We adapted the lot design only slightly. Because it was so difficult to dig into the lot (we broke six shovels trying to dig), it was not realistic for us to dig three trenches for two lines of roses and one line of hydrangeas. We ended up putting all the roses together in one long line and “spot digging” holes for the hydrangeas around the lot.

Is your current project part of a larger plan, goal, or initiative within your community?


Purpose of the Project:

Beautification, Prevent Dumping, Public Open Space

Lessons Learned
Land Acquisition

Since the grant opportunity required us to have owner permission, we were able to secure a land lease on the lot from the Detroit Land Bank Authority. This will give us site control on the lot for at least three years.

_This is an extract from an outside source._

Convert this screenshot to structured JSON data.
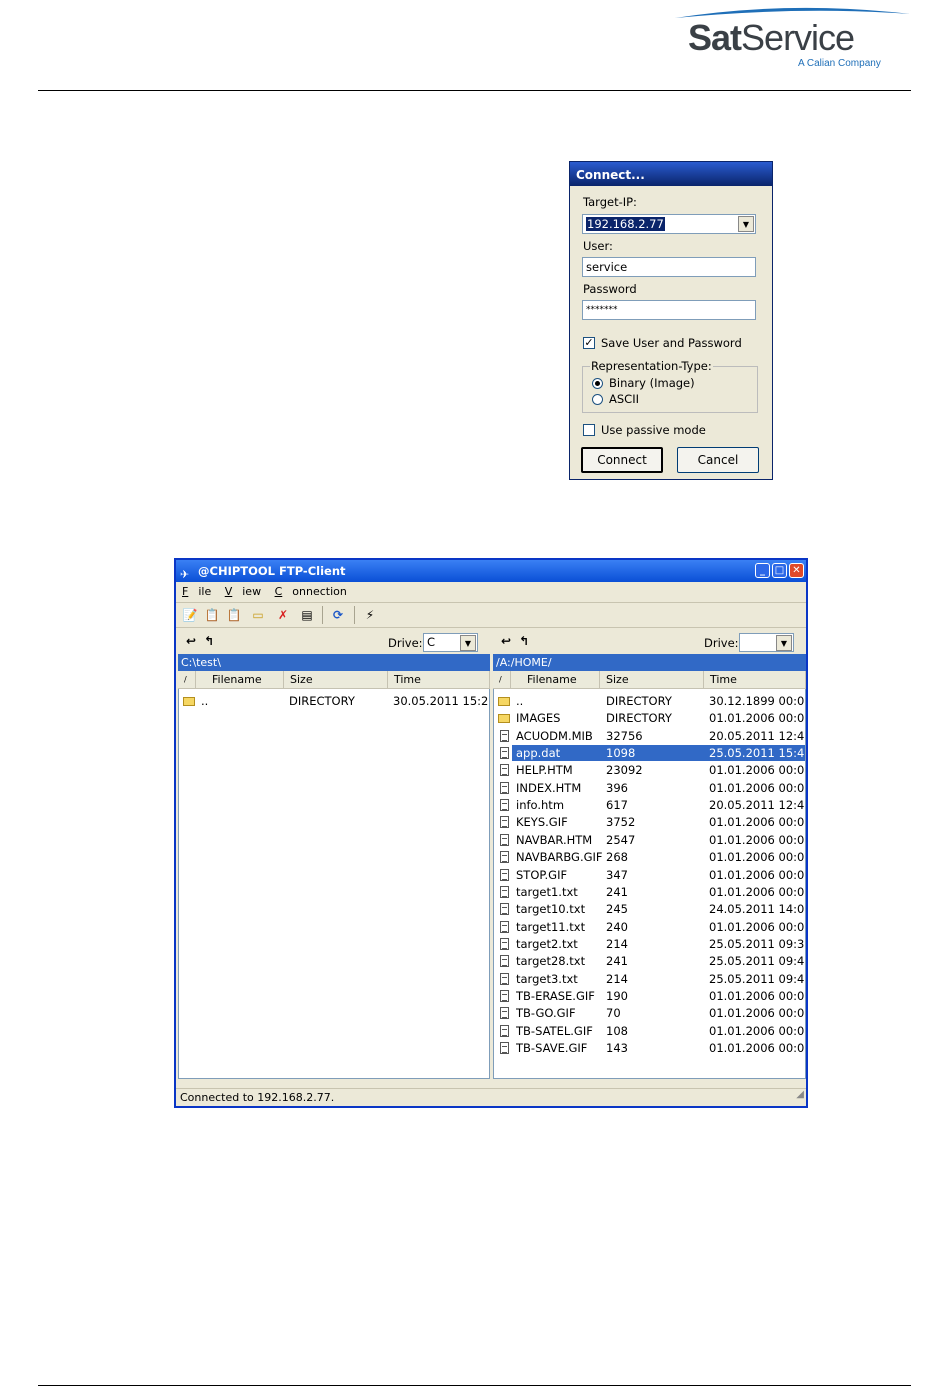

Skill Building

This project has given us even more experience with implementing vacant lot designs. In the future, we plan to leverage these projects to support additional vacant land reuse projects in the neighborhood.

Community Engagement

Most of our previous lot treatments were installed in North Rosedale Park on Stahelin Avenue. This project, however, was in a different neighborhood (Grandmont #1). This enabled us to engage a different audience, and to work with residents who live near our project site.


Working with Lots mini-grant program. No additional funds have been raised for this project, however, we will use this project to leverage future installations on Grandville Avenue.



What was challenging about this process, and how did you adapt?

One of the most challenging aspects of this project was simply digging into the hard ground. We tried to soften the ground by running a hose with water, which helped somewhat, but only minimally. In the future, it would be ideal to have professionals complete the installations, or at least the digging.

What is the maintenance plan for this project after its first year?

We plan to prune the rose bushes, remove any dead plants and weed the mulch area as needed.